### Description of the task:
Your answer must be the listing repeated word for word, without its pictures.

### Source information:

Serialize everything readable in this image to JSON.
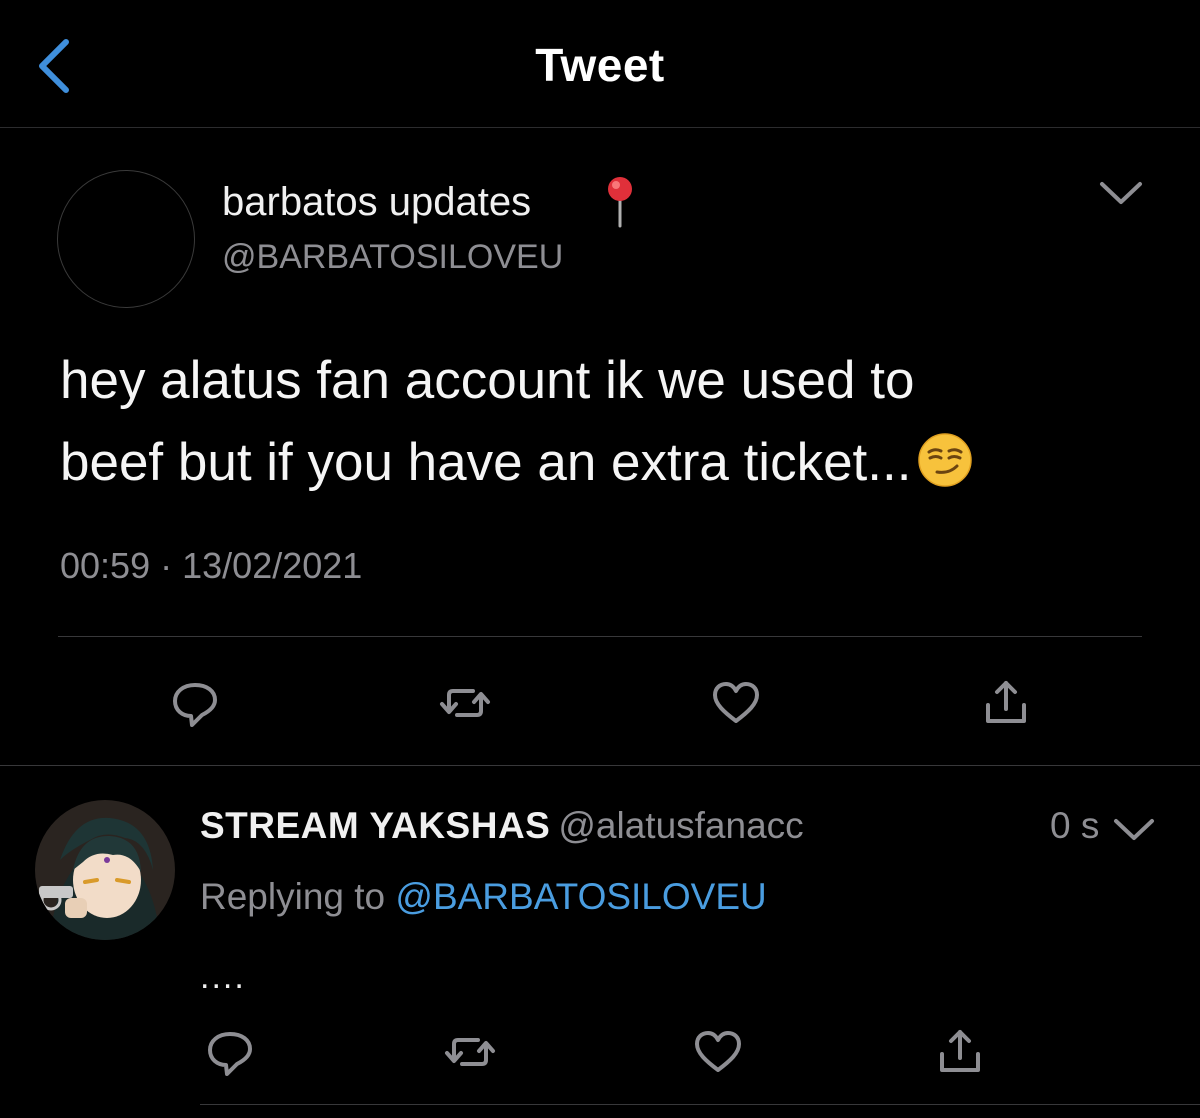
{
  "header": {
    "title": "Tweet",
    "back_icon": "chevron-left-icon"
  },
  "main_tweet": {
    "display_name": "barbatos updates",
    "name_emoji": "round-pushpin-icon",
    "handle": "@BARBATOSILOVEU",
    "text_line1": "hey alatus fan account ik we used to",
    "text_line2": "beef but if you have an extra ticket...",
    "text_emoji": "smirking-face-emoji",
    "time": "00:59",
    "separator": "·",
    "date": "13/02/2021",
    "actions": [
      "reply-icon",
      "retweet-icon",
      "like-icon",
      "share-icon"
    ]
  },
  "reply_tweet": {
    "display_name": "STREAM YAKSHAS",
    "handle": "@alatusfanacc",
    "time_ago": "0 s",
    "replying_prefix": "Replying to",
    "replying_mention": "@BARBATOSILOVEU",
    "text": "....",
    "actions": [
      "reply-icon",
      "retweet-icon",
      "like-icon",
      "share-icon"
    ]
  },
  "colors": {
    "background": "#000000",
    "accent": "#4a9de0",
    "secondary_text": "#8e8e93",
    "divider": "#38383a",
    "icon": "#8e8e93"
  }
}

### Solved problem:
Serialize everything readable in this image to JSON.
{
  "header": {
    "title": "Tweet",
    "back_icon": "chevron-left-icon"
  },
  "main_tweet": {
    "display_name": "barbatos updates",
    "name_emoji": "round-pushpin-icon",
    "handle": "@BARBATOSILOVEU",
    "text_line1": "hey alatus fan account ik we used to",
    "text_line2": "beef but if you have an extra ticket...",
    "text_emoji": "smirking-face-emoji",
    "time": "00:59",
    "separator": "·",
    "date": "13/02/2021",
    "actions": [
      "reply-icon",
      "retweet-icon",
      "like-icon",
      "share-icon"
    ]
  },
  "reply_tweet": {
    "display_name": "STREAM YAKSHAS",
    "handle": "@alatusfanacc",
    "time_ago": "0 s",
    "replying_prefix": "Replying to",
    "replying_mention": "@BARBATOSILOVEU",
    "text": "....",
    "actions": [
      "reply-icon",
      "retweet-icon",
      "like-icon",
      "share-icon"
    ]
  },
  "colors": {
    "background": "#000000",
    "accent": "#4a9de0",
    "secondary_text": "#8e8e93",
    "divider": "#38383a",
    "icon": "#8e8e93"
  }
}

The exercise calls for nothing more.